There’s some speculation out there that Amazon bought Whole Foods in search of grocery supply chain improvement. It’s no secret the types of tools for managing supply chain depend greatly on a variety of factors, among them the nature of the products being moved. Therefore it’s plausible, despite seeming unlikely, that the internet powerhouse which helped write the book on successful supply chain management needs to learn a thing or two about how to get fresh food to consumers. After all, they wrote that book by shipping books and other non-perishables, not beefsteak tomatoes and gallons of milk.
The acquisition had barely hit the press before there was speculation on what this might mean for grocers moving forward. Market forces aside, Amazon’s move had a lot to do with logistics.

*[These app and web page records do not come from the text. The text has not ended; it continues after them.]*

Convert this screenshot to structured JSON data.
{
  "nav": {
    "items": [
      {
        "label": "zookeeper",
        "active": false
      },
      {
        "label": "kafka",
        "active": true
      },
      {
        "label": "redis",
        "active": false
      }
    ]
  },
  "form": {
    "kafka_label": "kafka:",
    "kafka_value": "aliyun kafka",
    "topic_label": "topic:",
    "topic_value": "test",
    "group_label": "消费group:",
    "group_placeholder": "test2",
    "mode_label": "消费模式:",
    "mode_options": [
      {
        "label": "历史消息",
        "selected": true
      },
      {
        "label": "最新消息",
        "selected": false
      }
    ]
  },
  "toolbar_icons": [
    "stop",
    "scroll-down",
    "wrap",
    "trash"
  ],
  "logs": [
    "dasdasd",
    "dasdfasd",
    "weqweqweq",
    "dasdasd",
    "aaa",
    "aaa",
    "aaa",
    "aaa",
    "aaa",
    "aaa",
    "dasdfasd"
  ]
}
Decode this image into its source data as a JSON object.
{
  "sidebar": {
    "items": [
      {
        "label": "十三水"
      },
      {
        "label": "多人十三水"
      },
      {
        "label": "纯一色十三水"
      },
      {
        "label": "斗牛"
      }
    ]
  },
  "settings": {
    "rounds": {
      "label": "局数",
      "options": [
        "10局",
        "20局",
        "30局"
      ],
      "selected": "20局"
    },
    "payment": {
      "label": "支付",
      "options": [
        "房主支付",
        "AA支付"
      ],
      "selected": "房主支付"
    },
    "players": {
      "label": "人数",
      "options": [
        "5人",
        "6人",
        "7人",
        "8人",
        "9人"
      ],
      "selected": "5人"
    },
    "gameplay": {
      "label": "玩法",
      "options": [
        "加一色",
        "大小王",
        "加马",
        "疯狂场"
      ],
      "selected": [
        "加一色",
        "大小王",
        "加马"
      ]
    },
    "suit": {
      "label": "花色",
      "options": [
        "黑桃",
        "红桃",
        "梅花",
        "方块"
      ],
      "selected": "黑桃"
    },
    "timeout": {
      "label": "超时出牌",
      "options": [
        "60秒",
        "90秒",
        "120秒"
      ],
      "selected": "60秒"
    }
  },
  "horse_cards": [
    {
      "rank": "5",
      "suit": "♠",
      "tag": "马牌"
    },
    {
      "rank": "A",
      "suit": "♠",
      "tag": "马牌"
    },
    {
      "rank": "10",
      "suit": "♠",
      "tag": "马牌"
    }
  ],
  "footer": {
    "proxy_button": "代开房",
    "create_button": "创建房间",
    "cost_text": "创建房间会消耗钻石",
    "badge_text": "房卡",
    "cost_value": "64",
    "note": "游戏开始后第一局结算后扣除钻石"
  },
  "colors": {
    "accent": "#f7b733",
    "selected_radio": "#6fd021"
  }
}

As Amazon pushes into the food and grocery space, having Whole Foods essentially gives the company several warehouses full of groceries it can easily push out to local buyers. Plus, the company still benefits from maintaining a retail presence in upscale neighborhoods where the median price point is higher.
The fact is that many tend to look at this era as post retail, but brick and mortar stores and big brands continue to maintain a presence. Further, Amazon has actually expanded into the brick and mortar space with its own bookstores, as well as the recent Whole Foods acquisition. Some of the logistics between the eCommerce and retail businesses are similar and offer similar benefits.
One of the big strengths in retail is the chance to connect with your customer. Much of a brand’s identity can be distilled down to how a customer interacts with it. Online businesses have to present a simplified storefront with easy access to all items, and everything categorized very meticulously. If that sounds like a retail storefront, that’s because the only missing element is the human presence.
Retail businesses have the added benefit of customer interaction. eCommerce businesses tend to only hear from dissatisfied customers, so the emphasis is on providing excellent return or exchange policies. In retail, knowledge is power. Educating consumers on purchasing decisions can lead to upsells and improved revenue.
Supply Chain Management
eCommerce businesses require concentrating a great deal of effort on managing the supply chain. Online retailers must remain particularly agile, able to move product to buyers within a few days’ time. Therefore, warehouse location and delivery times become a factor in addition to holding enough stock on hand to satisfy orders from a storefront that never closes.
Retail faces slightly different circumstances, with devastating consequences if a product is unfulfilled. eCommerce businesses can simply re-allocate product from one warehouse and offer a re-estimation of shipping to accommodate for the longer fulfillment. Retailers have to wait on those warehouses.
That’s a big disadvantage for brick and mortar stores unable to acquire stock upfront to keep. How does one accurately gauge consumer demand? Entire supply chain systems are set up to try and tackle this monumental task, with varying degrees of success.
Convenience and Fulfillment
While brick and mortar retailers have varying challenges with logistics, the truth is that customers still find the instant fulfillment very gratifying. Some are even willing to pay a premium for it, and retailers have begun to adapt to consumer demand by offering price matching programs. Essentially, a consumer can shop for something in store on a smartphone and purchase it for the lowest possible price from his or her chosen retailer.
That makes physical location, stock on hand, and a variety of factors related to marketing and display crucial to closing the deal. When consumers can touch or see something up close, it tends to impact them differently than a photograph hosted online.